Calvin Klein: Chanel: Christopher Shannon: Comme des Garçons Shirt: Craig Lawrence:



E Tautz: Fred Perry: Lanvin: Levi’s: Lou Dalton: G-Shock: Givenchy:


James Long: Jil Sander: J Lindeberg: JW Anderson:


Karl Lagerfeld:

M Moncler: McQ: Martine Rose: Maison Martin Margiela: Missoni: Marni: Nike: Nasir Mazhar: Neil Barrett:

Dickies: Dsquared2: Dior Homme: Dolce & Gabbana: Dunhilll: Diesel:



Paco Rabanne: PPQ Clothing: Polo Ralph Lauren: Christian Louboutin:


Raf Simons:


Adidas Slver: Smythson: Stone Island:


Topman: The Contemporary Wardrobe Collection:


Versace: Viviennewestwood: Viktor & Rolf:

W Woolrich: Wrangler: Y


Adidas Y-3:

John McCarty

ist’s own. Photography Brett Lloyd. Styling

Calvin Klein, trousers by Diesel, belt styl-

Bally: Beyond Retro: Butler & Wilson:

Issue 5. Spring and Summer 2012

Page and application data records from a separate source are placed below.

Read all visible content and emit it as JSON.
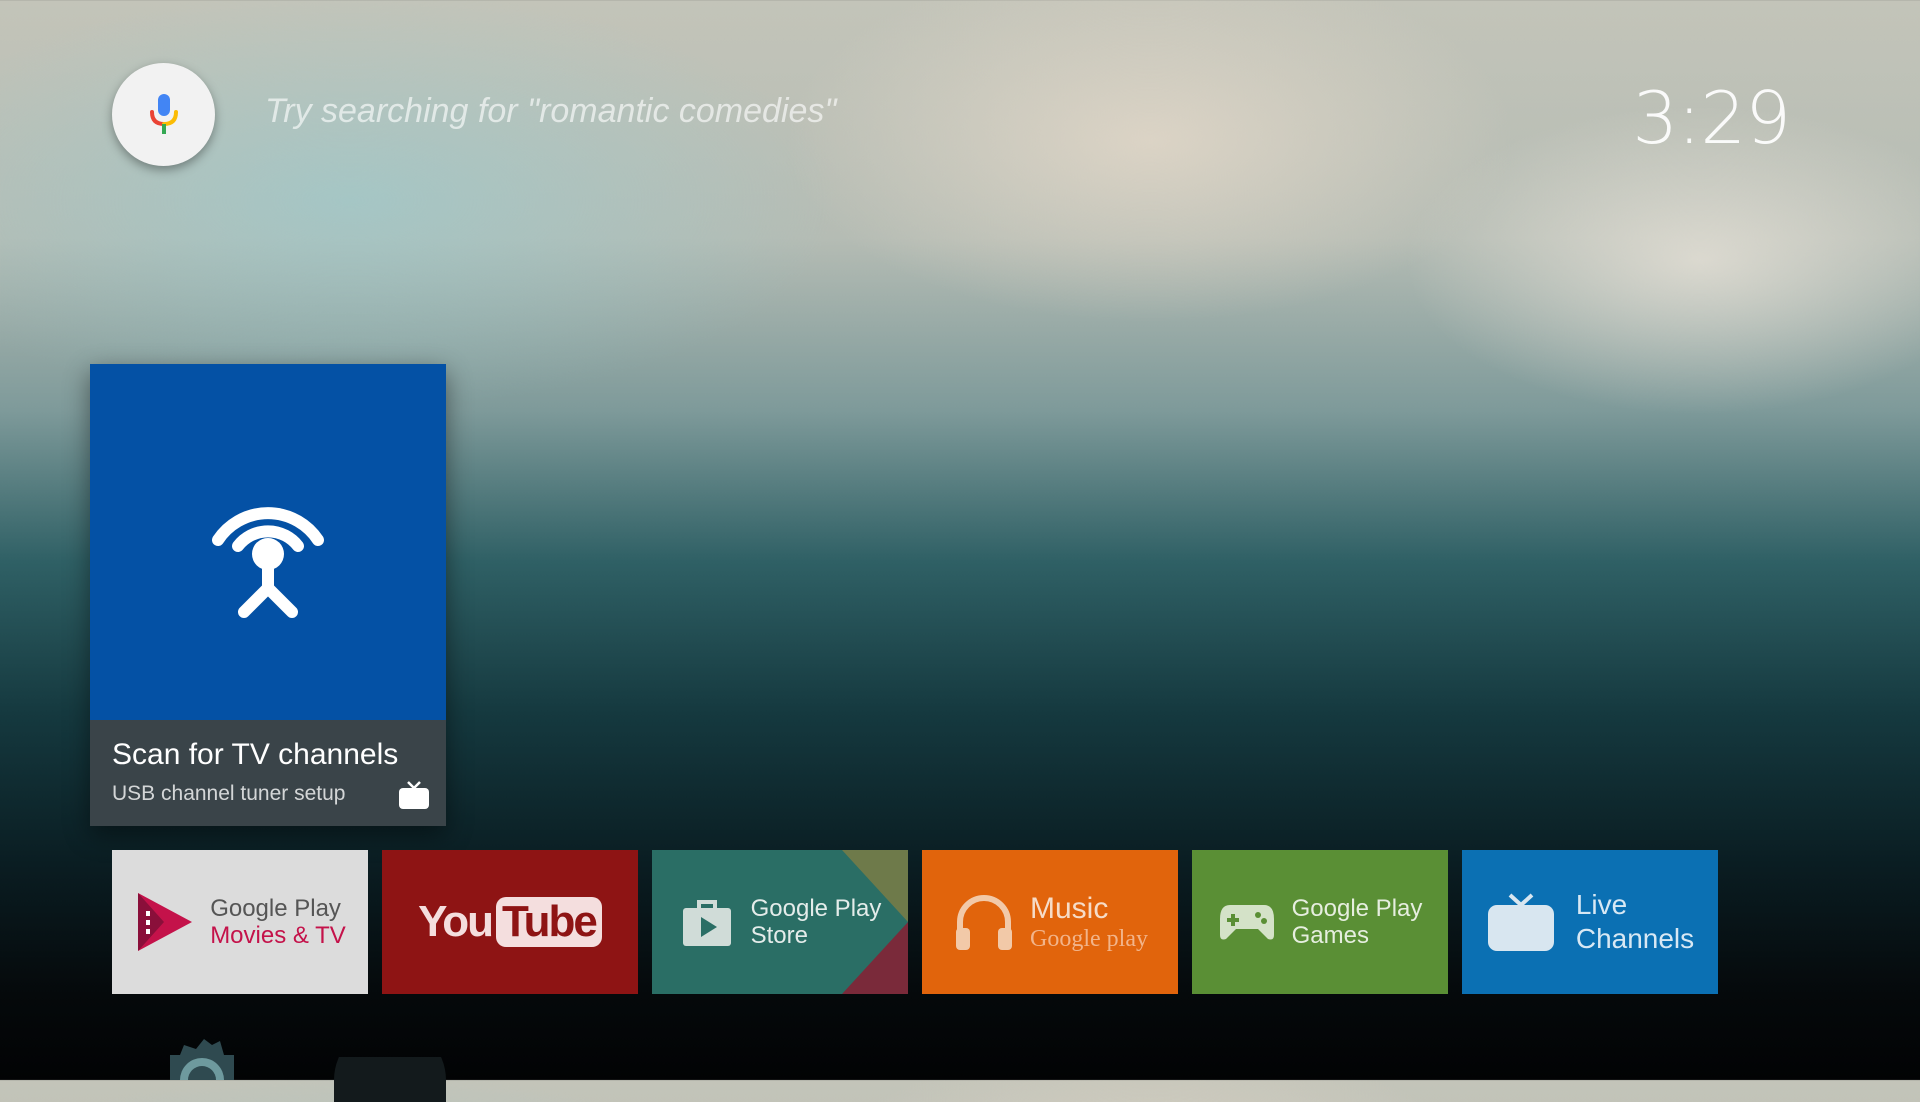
{
  "search": {
    "hint": "Try searching for \"romantic comedies\"",
    "mic_icon": "mic-icon"
  },
  "clock": {
    "time": "3:29"
  },
  "featured": {
    "title": "Scan for TV channels",
    "subtitle": "USB channel tuner setup",
    "art_icon": "antenna-broadcast-icon",
    "badge_icon": "tv-icon",
    "art_color": "#0451a5"
  },
  "apps": {
    "movies": {
      "line1": "Google Play",
      "line2": "Movies & TV"
    },
    "youtube": {
      "logo_you": "You",
      "logo_tube": "Tube"
    },
    "store": {
      "line1": "Google Play",
      "line2": "Store"
    },
    "music": {
      "line1": "Music",
      "line2": "Google play"
    },
    "games": {
      "line1": "Google Play",
      "line2": "Games"
    },
    "live": {
      "line1": "Live",
      "line2": "Channels"
    }
  },
  "colors": {
    "movies_accent": "#c4124a",
    "youtube": "#8e1414",
    "store": "#2a6e65",
    "music": "#e1640c",
    "games": "#5a8f35",
    "live": "#0b70b3"
  }
}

Arran wears jacket by Versace, vest by American Astrid Andersen: Alex Mattsson: Adriano Goldschmied:

Re – bel